- [ABOUT THIS TASK]
Search term "screenshot": copy each line of the records that contains it.

- [SUPPLIED DATA]

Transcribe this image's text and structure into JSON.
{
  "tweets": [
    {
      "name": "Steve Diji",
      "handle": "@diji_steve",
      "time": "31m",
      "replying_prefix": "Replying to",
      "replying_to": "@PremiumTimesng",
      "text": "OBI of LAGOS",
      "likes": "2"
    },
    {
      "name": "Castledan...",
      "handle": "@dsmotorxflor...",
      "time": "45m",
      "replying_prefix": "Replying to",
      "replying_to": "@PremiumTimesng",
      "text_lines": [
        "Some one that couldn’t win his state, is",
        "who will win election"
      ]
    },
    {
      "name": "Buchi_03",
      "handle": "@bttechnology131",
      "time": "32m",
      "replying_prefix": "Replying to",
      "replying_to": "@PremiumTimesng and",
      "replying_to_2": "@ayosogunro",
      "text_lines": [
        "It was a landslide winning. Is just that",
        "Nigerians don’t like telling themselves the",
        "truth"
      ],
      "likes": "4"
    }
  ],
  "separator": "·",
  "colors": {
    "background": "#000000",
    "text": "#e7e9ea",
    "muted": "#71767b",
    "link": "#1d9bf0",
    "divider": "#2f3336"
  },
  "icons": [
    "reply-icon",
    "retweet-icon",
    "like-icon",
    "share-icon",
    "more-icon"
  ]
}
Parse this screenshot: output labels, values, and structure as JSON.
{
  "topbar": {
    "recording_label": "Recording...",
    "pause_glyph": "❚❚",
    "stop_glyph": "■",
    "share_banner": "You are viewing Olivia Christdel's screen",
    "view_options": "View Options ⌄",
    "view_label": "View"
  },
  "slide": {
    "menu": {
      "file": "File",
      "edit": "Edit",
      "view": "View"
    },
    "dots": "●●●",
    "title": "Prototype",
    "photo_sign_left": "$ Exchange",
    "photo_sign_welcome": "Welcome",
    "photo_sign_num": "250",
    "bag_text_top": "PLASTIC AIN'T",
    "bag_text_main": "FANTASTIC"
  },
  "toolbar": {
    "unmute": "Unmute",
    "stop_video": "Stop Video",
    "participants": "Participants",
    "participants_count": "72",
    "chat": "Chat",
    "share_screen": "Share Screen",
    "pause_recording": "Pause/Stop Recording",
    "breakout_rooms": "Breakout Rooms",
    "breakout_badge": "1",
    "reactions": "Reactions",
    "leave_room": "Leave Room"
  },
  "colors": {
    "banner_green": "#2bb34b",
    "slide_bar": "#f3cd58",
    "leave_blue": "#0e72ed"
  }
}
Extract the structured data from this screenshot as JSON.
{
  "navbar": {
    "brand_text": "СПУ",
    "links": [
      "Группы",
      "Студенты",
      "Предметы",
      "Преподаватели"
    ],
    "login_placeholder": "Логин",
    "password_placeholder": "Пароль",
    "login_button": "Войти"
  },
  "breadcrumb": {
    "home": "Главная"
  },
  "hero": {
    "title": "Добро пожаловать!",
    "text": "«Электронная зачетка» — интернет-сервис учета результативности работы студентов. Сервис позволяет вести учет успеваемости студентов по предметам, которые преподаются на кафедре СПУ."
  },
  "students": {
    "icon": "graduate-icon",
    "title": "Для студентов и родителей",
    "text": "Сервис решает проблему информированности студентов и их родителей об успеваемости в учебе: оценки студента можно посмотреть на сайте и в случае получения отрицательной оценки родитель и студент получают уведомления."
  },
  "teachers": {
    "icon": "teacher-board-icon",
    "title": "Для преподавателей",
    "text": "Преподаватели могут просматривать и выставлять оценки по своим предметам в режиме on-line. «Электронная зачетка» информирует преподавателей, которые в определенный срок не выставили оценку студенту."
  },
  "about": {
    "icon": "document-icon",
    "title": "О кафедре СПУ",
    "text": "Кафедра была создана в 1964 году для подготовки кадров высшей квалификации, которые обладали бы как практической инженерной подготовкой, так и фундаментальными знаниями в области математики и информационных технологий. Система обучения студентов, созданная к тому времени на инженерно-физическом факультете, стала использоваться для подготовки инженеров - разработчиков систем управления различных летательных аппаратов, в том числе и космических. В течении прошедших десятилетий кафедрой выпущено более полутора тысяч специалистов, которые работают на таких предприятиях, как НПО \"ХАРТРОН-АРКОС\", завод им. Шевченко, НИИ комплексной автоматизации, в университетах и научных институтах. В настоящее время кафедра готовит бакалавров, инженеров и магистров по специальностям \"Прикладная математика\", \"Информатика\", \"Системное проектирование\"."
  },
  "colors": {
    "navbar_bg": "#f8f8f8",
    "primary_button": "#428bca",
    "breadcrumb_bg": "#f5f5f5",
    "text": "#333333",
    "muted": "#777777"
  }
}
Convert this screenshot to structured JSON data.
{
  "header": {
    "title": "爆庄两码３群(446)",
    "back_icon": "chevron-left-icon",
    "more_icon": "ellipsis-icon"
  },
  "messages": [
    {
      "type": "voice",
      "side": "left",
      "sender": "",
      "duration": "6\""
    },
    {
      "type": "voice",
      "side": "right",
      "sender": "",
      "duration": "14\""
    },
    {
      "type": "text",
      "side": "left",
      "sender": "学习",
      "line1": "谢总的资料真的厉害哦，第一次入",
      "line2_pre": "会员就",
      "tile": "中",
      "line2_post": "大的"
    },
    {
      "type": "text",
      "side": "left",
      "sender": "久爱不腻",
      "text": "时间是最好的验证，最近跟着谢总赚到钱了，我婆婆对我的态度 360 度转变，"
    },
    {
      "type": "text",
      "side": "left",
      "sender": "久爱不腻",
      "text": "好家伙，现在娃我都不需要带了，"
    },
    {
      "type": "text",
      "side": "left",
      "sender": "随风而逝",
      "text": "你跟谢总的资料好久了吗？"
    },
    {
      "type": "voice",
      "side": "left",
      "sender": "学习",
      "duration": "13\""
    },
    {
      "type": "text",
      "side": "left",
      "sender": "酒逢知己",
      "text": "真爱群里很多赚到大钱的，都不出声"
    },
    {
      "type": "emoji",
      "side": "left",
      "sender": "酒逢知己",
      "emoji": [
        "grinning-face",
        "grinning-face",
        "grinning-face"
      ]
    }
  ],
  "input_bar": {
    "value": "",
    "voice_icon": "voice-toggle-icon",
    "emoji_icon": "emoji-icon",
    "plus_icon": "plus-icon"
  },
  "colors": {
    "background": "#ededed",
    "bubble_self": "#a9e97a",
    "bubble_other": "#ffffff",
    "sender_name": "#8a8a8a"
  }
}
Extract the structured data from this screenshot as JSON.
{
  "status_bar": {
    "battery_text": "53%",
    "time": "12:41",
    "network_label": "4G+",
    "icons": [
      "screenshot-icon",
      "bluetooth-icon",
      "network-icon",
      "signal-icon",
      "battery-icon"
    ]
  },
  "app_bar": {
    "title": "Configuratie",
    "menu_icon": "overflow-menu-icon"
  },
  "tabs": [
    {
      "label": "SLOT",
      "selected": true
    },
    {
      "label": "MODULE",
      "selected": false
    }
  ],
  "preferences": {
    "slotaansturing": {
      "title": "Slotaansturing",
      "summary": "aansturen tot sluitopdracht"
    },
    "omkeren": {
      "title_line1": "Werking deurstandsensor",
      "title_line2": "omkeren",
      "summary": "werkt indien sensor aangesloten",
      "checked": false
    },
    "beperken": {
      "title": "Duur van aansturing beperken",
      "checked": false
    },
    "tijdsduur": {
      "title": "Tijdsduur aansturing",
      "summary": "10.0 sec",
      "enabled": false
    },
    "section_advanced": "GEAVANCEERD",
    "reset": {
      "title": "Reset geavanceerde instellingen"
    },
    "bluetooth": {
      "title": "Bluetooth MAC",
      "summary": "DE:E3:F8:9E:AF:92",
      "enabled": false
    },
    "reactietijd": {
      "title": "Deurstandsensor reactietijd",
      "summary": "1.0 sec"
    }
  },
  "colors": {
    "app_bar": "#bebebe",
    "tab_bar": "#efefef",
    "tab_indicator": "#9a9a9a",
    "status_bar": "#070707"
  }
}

- [ANSWER BOX]
Parse this screenshot: output labels, values, and structure as JSON.
Extract the structured data from this screenshot as JSON.
Convert this screenshot to structured JSON data.
Extract the structured data from this screenshot as JSON.
      "screenshot-icon",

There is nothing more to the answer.